      How have Israeli courts ruled on these matters? Adalah isn’t shy about taking matters to the courts. So, what has happened?

      Reply to Comment
      • I think such a piece would be useful too. But for the courts to truly remedy this bias the JNF must be considered as well. One cannot transfer land to the JNF, which markets only to Jews, and argue that land and housing access exhibit equal protection. I suspect land will be last to have remedies applied. Job opportunity, which is not pre-housed in an ethnic holding company, is ideologically easier to address.

        Reply to Comment
        • Kolumn9

          The courts have considered the JNF. The supreme court has ruled that the JNF can’t discriminate. It is obligated to sell to everyone. Bring on your next boring and tedious red herring.

          Reply to Comment
          • Glad to be wrong, then, although I recall Dahlia Scheindlin saying their use allocation was so restricted, not too long ago.

            Reply to Comment
        • Bar

          The JNF does not only “market to Jews” whatever that means.

          My question is straightforward. Adalah is a group that is focused on law and legal challenges to the system. The complaints listed in this article must have been matters challenged by Adalah or other groups in the courts. So what happened?

          Reply to Comment
          • directrob

            Adalah challenges the laws. On their site you can find plenty of information about it, no need to ask.

            The secret about web of Israeli land laws is that they implement one basic law without explicitly stating it, because having it in writing would be discriminatory. : “Palestinian people have no rights that Jews are bound to respect. ”


            Reply to Comment
        • Perhaps K9 and Bar are the ones wrong.

          Gershom Gorenberg, in his 2011 “The unmaking of Israel,” says on pp 204-5:

          “..the Jewish Agency and Jewish National Fund…were established to serve Jews in their struggle of self-determination. Independence made them obsolete, but they were not dismantled. Instead, their relation with the government was defined by law, and they provided services in its place. The agency built the infrastructure for rural Jewish communities; Arab communities remained less developed. The JNF owned land designated for the use of Jews alone. Much of it was ‘absentee property’–land that Arab refugees left behind, which the government seized and sold to the JNF.

          “The JNF’s role, which lasts to today [2011], is just one expression of planning and land-use policies that reflexively serve Jews rather than citizens in general.”

          And on pp 52-3:

          “The JNF leases rather than sells land. It does not lease to non-Jews.”

          Leasing has its own market, just as does selling. That is what I meant by “markets to Jews.” Unless there has been a High Court case removing this bias from 2011-14, Kolumn9, above, lied to me, or misspoke memory. And I believe Dahlia Scheindlin did indeed call for an end to JNF policy in a 972 piece of only a few months ago, this being early April 2014 of this writing.

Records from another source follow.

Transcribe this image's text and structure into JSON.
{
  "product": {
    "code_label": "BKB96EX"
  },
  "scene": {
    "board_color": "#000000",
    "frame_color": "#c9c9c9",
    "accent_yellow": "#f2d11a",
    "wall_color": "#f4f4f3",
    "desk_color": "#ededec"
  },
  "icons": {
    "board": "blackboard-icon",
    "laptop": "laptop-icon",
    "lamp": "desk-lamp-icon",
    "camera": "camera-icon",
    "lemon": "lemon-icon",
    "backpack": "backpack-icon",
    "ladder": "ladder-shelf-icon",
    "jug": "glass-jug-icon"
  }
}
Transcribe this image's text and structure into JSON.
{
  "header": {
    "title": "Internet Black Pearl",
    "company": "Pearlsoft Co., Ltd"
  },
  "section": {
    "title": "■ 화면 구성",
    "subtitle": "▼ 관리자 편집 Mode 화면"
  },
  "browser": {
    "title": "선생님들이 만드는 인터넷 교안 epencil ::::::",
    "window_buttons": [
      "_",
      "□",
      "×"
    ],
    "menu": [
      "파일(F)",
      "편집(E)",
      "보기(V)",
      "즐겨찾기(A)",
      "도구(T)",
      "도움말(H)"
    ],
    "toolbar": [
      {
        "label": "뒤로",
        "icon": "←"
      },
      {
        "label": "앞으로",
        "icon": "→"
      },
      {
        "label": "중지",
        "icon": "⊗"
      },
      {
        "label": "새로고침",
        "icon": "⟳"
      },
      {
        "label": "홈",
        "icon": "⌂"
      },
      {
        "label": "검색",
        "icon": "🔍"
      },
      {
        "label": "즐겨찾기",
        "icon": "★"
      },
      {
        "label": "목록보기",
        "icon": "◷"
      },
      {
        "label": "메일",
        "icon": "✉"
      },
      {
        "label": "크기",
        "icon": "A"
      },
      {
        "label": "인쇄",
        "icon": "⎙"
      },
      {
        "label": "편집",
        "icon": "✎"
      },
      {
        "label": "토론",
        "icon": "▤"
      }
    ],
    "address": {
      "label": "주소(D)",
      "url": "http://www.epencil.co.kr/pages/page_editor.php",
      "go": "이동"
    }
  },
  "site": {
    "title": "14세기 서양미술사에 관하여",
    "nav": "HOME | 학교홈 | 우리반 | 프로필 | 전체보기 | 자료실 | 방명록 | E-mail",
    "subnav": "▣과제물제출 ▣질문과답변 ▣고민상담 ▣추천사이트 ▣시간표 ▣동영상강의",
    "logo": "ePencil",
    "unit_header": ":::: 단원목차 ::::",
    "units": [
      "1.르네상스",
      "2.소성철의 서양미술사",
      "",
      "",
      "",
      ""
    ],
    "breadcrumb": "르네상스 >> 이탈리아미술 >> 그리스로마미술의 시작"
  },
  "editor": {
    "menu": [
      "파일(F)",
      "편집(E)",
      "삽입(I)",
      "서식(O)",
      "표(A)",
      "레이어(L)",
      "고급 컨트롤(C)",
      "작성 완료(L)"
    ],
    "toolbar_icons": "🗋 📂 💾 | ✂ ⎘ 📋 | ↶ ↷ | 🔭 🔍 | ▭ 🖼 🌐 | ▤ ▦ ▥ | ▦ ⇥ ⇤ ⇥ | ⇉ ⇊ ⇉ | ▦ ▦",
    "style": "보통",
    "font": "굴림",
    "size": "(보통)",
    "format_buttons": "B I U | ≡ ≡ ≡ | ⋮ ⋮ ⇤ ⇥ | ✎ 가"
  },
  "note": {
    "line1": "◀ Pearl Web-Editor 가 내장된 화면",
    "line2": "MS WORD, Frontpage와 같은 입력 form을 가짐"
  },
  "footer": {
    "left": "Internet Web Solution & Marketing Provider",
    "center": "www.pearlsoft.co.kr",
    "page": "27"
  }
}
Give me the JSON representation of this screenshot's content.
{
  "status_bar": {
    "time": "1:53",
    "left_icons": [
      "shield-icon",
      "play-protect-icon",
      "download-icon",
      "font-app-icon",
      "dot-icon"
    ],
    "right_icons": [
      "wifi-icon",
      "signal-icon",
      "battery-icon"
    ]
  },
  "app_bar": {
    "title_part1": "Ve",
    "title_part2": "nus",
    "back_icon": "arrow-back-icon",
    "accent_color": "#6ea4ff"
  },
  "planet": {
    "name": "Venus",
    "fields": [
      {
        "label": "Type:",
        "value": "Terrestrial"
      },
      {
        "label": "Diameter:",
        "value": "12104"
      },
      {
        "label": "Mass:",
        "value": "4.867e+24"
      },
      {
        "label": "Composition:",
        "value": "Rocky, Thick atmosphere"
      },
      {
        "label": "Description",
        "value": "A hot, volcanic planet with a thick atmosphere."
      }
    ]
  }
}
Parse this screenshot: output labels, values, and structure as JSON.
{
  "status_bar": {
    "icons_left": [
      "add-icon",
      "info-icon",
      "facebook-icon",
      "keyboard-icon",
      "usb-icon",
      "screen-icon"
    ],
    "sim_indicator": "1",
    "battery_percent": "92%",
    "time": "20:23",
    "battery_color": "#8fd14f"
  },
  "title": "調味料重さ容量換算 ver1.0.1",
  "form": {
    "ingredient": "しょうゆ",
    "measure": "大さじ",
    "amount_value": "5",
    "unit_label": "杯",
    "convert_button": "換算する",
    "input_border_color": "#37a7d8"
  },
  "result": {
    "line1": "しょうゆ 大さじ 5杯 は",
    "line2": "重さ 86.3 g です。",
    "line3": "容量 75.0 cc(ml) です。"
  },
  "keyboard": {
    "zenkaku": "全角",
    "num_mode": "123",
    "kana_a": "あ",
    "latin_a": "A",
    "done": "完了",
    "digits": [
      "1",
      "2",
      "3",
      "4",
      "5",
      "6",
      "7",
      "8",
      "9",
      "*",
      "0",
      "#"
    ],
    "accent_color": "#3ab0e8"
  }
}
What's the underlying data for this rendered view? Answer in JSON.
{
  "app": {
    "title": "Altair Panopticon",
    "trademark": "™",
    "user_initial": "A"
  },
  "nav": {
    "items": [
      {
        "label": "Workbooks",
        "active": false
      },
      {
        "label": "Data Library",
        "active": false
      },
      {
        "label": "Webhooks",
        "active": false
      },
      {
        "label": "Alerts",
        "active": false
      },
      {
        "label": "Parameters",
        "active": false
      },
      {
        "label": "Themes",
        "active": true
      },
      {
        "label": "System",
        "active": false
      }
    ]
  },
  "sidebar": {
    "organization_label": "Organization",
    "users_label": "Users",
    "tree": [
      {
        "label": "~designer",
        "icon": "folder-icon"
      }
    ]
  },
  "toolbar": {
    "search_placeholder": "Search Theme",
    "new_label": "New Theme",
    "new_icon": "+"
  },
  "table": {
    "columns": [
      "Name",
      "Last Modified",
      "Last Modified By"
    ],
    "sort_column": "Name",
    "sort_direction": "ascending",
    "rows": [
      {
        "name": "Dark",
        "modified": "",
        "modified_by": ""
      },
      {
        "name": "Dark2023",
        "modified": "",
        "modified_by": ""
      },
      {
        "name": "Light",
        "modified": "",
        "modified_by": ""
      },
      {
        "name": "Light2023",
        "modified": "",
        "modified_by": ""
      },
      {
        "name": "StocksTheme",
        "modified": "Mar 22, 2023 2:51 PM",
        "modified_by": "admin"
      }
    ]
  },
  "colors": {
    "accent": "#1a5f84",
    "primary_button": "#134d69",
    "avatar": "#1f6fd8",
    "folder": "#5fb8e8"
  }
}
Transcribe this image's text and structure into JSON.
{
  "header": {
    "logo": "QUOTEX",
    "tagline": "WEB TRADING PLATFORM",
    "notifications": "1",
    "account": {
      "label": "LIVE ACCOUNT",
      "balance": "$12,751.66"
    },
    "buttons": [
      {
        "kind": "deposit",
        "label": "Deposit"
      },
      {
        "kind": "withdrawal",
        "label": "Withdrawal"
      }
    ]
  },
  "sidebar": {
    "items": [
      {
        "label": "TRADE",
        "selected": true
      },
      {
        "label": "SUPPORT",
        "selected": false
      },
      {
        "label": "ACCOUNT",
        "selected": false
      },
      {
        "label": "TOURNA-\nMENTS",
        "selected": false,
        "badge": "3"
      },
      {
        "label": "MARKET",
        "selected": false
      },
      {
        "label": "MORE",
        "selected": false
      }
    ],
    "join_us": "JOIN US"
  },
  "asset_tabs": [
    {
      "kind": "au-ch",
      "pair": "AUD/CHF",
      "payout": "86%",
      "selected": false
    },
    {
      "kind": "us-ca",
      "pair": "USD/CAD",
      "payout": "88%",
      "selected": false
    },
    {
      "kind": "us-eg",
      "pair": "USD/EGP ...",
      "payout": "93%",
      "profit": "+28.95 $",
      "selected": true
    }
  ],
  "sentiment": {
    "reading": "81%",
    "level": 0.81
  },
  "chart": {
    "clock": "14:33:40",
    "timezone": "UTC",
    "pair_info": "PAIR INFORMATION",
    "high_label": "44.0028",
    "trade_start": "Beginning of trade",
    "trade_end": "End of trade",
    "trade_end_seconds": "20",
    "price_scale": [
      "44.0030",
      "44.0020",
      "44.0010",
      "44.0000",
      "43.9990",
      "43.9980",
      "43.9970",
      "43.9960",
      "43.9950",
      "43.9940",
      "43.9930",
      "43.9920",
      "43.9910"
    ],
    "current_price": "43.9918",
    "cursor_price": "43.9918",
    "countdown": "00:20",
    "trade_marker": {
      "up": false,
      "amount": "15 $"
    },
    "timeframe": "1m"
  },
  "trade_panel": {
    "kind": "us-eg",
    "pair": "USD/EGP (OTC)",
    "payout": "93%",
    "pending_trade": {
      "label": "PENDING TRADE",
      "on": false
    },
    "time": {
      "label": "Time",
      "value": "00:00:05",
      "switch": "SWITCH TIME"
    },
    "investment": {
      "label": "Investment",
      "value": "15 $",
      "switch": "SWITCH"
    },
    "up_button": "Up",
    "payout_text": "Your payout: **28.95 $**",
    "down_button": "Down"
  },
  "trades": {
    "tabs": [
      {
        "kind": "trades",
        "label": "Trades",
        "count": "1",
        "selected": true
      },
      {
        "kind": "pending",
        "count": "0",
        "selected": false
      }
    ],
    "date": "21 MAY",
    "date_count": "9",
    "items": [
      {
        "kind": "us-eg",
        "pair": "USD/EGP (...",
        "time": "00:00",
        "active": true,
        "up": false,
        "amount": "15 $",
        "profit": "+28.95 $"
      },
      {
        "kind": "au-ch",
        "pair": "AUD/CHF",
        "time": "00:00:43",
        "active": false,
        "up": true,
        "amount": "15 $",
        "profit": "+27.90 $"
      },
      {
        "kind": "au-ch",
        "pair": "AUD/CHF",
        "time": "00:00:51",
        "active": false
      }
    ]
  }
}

          State the court case or provide an internet link news report. My “boring and tedious red herring[s]” are attempts to understand. I guess I could instead make some disparaging comment toward you and feel superior thereby, but I do not classify that as understanding.

          Reply to Comment